- Data records for software interfaces -
+ + + +
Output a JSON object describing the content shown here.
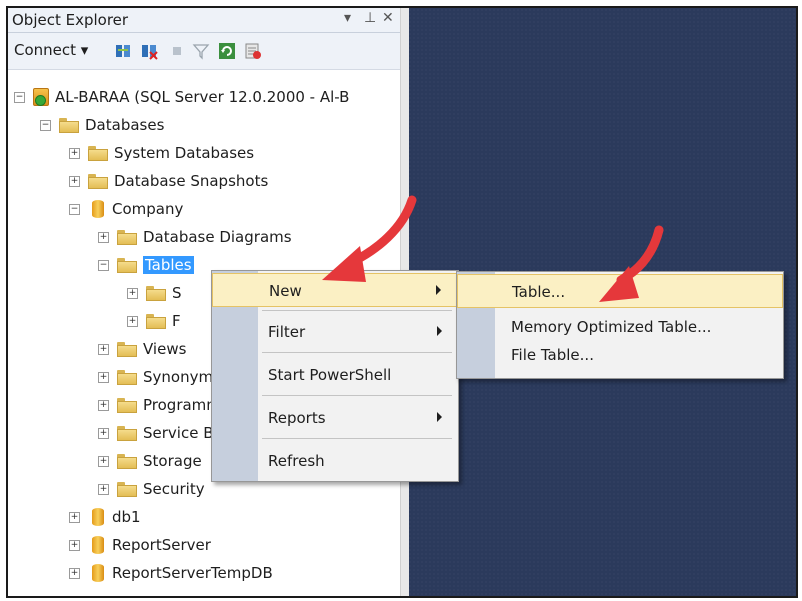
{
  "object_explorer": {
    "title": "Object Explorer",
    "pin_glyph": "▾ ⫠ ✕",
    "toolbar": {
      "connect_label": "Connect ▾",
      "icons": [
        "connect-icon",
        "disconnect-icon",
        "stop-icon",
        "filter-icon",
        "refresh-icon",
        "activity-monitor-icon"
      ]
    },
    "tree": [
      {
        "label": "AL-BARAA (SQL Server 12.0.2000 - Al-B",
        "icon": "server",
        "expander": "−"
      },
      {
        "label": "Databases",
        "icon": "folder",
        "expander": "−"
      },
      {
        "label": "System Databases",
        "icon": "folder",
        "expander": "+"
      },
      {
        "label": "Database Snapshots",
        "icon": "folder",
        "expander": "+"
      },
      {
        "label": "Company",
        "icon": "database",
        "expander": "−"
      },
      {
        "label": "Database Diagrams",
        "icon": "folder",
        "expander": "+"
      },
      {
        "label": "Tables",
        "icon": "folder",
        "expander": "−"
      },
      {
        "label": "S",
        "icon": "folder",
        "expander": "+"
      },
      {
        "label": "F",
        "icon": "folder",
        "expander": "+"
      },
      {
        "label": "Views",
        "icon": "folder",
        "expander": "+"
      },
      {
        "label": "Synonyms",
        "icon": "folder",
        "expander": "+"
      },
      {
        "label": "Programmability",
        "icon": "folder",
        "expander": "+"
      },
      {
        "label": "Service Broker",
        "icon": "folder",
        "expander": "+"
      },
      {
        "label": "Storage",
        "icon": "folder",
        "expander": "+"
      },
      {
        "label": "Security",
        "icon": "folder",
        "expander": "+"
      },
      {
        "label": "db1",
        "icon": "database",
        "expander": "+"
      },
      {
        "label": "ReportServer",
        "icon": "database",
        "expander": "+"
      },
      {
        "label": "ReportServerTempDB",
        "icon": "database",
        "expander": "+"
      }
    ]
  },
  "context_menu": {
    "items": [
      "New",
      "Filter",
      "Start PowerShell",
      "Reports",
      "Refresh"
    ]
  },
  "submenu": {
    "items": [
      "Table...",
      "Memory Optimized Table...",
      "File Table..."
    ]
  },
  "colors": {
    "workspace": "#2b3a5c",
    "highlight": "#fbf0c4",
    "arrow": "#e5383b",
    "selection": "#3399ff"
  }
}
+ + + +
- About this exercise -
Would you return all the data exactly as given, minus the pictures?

- Result of this task -
Output a JSON object describing the content shown here.
{
  "object_explorer": {
    "title": "Object Explorer",
    "pin_glyph": "▾ ⫠ ✕",
    "toolbar": {
      "connect_label": "Connect ▾",
      "icons": [
        "connect-icon",
        "disconnect-icon",
        "stop-icon",
        "filter-icon",
        "refresh-icon",
        "activity-monitor-icon"
      ]
    },
    "tree": [
      {
        "label": "AL-BARAA (SQL Server 12.0.2000 - Al-B",
        "icon": "server",
        "expander": "−"
      },
      {
        "label": "Databases",
        "icon": "folder",
        "expander": "−"
      },
      {
        "label": "System Databases",
        "icon": "folder",
        "expander": "+"
      },
      {
        "label": "Database Snapshots",
        "icon": "folder",
        "expander": "+"
      },
      {
        "label": "Company",
        "icon": "database",
        "expander": "−"
      },
      {
        "label": "Database Diagrams",
        "icon": "folder",
        "expander": "+"
      },
      {
        "label": "Tables",
        "icon": "folder",
        "expander": "−"
      },
      {
        "label": "S",
        "icon": "folder",
        "expander": "+"
      },
      {
        "label": "F",
        "icon": "folder",
        "expander": "+"
      },
      {
        "label": "Views",
        "icon": "folder",
        "expander": "+"
      },
      {
        "label": "Synonyms",
        "icon": "folder",
        "expander": "+"
      },
      {
        "label": "Programmability",
        "icon": "folder",
        "expander": "+"
      },
      {
        "label": "Service Broker",
        "icon": "folder",
        "expander": "+"
      },
      {
        "label": "Storage",
        "icon": "folder",
        "expander": "+"
      },
      {
        "label": "Security",
        "icon": "folder",
        "expander": "+"
      },
      {
        "label": "db1",
        "icon": "database",
        "expander": "+"
      },
      {
        "label": "ReportServer",
        "icon": "database",
        "expander": "+"
      },
      {
        "label": "ReportServerTempDB",
        "icon": "database",
        "expander": "+"
      }
    ]
  },
  "context_menu": {
    "items": [
      "New",
      "Filter",
      "Start PowerShell",
      "Reports",
      "Refresh"
    ]
  },
  "submenu": {
    "items": [
      "Table...",
      "Memory Optimized Table...",
      "File Table..."
    ]
  },
  "colors": {
    "workspace": "#2b3a5c",
    "highlight": "#fbf0c4",
    "arrow": "#e5383b",
    "selection": "#3399ff"
  }
}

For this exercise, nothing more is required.